By Sasha Gonzales
New York City has agreed to pay $610,000 to a Bronx woman who NYPD officers kept shackled to a bed as she gave birth at Montefiore Medical Center.
Jane Doe, as she is identified in court papers, was taken into police custody at Bronx Family Court in February 2018 for violating an order of protection stemming from a child custody dispute with her ex-partner.
The 27-year-old was more than nine months pregnant when arrested, and due to give birth any time. After a stay in jail, officers brought her to Montefiore and chained her to her hospital bed, using metal handcuffs and leg shackles, court papers allege.
Hospital physicians told them such treatment was illegal—state law bans police shackling or placing of any restraints on a pregnant woman—but the officers said the NYPD Patrol Guide mandated Jane Doe be restrained, and insisted department policy trumped state law, according to the lawsuit filed in Federal District Court in Manhattan.
“While she was in the NYPD’s custody, Ms. Doe never struggled, resisted, or acted in any way that would even remotely support the use of restraints,” the suit said.
“Ms. Doe was terrified for herself and for her baby.”
Doe gave birth Feb. 8 after almost an hour of painful labor. While doctors had persuaded officers to remove some restraints, the woman’s wrist was still cuffed to the bed when her newborn daughter arrived, the suit alleged.
After the incident, Doe was too humiliated to tell her family what happened.
“I haven’t made sense of it myself and I’m not ready to explain it to my child,” she said in an affidavit filed with the suit.

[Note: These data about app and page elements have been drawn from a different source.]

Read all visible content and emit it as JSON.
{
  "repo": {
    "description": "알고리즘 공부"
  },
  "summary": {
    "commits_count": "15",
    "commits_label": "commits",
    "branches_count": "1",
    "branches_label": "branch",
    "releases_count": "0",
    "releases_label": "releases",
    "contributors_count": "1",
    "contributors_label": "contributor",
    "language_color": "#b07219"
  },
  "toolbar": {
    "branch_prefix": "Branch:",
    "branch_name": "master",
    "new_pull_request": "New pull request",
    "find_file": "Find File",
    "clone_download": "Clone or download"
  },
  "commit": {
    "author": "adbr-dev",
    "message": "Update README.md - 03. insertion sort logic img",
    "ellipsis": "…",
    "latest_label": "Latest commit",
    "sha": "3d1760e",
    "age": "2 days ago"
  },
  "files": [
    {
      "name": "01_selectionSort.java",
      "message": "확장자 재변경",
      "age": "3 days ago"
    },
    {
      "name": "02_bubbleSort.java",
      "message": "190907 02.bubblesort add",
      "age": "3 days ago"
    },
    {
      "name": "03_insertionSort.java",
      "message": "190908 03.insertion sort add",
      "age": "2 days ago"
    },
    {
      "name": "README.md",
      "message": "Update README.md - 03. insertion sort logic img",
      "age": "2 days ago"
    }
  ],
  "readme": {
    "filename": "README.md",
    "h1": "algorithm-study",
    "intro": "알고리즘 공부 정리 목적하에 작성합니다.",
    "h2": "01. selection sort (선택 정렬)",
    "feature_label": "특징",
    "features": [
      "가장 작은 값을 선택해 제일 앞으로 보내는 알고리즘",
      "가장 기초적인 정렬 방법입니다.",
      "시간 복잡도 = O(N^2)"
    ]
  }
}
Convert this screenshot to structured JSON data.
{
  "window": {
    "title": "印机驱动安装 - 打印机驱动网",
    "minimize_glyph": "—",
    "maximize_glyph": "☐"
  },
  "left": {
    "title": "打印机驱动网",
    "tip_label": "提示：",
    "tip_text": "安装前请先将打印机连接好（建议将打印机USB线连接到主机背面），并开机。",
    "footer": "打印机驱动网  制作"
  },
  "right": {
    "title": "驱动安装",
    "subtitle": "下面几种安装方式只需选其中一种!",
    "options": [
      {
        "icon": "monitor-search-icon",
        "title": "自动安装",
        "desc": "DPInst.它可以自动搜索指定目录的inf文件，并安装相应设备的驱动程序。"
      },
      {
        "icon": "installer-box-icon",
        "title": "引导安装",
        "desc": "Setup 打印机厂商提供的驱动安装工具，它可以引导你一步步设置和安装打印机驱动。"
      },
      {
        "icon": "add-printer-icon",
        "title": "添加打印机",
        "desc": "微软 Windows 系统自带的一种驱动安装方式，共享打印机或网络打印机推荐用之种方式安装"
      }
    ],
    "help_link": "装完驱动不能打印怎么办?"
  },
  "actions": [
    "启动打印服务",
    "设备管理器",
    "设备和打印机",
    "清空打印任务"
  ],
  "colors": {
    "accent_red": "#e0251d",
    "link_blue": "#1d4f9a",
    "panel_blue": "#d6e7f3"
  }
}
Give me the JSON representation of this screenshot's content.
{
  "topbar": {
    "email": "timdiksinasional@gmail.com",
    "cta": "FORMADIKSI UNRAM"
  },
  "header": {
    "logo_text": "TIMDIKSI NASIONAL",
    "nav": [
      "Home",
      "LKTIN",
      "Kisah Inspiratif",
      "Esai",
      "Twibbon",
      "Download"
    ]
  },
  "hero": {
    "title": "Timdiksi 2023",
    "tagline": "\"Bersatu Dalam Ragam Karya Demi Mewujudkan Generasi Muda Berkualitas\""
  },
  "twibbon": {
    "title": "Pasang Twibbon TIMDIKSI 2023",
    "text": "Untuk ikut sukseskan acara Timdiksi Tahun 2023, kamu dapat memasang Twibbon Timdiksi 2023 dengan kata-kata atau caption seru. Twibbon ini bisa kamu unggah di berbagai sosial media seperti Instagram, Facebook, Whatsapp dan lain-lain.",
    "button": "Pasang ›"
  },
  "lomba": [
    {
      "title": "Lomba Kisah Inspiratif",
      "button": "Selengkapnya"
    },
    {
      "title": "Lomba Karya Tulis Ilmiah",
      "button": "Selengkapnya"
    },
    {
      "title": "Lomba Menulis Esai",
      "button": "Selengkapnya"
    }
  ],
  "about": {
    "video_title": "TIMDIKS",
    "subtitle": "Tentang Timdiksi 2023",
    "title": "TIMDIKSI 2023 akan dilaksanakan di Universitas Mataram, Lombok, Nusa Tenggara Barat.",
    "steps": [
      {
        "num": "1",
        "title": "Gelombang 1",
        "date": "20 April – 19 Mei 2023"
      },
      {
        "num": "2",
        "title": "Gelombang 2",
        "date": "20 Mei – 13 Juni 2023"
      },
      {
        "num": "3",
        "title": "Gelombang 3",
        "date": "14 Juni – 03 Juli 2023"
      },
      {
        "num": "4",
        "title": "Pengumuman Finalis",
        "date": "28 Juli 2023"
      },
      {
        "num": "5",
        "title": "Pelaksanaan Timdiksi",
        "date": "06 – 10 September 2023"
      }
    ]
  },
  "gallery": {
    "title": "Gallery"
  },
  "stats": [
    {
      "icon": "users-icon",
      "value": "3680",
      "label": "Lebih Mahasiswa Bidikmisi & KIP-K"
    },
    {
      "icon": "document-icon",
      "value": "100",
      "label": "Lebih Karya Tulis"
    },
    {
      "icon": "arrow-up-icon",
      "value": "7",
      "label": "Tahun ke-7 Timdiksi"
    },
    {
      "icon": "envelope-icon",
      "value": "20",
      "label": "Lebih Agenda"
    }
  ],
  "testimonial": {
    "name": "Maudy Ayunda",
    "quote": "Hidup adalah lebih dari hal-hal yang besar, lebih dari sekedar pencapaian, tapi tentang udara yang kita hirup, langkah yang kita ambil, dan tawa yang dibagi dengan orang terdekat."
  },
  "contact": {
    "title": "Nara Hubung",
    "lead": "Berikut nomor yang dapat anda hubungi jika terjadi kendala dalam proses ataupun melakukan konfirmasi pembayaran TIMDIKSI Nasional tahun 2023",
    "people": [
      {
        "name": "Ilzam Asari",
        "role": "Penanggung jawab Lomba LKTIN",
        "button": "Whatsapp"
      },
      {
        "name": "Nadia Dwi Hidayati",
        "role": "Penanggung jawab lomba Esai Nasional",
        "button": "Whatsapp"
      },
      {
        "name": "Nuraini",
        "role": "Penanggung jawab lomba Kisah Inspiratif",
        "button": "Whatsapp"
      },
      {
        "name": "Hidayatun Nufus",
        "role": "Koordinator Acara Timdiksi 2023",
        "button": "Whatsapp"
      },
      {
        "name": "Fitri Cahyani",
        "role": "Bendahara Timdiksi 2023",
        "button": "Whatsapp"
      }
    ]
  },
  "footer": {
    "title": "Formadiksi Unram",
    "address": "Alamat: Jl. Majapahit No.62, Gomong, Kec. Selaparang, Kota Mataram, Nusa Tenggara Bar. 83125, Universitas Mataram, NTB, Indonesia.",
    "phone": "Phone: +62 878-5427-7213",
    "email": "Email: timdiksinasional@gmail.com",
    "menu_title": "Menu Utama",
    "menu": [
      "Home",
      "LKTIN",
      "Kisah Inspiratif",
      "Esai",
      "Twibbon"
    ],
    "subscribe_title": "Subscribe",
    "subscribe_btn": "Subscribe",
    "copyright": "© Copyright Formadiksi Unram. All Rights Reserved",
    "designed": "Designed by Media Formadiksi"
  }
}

The NYPD did not admit any wrongdoing as part of the settlement, but did agree to change its Patrol Guide with regard to treatment of pregnant women in custody.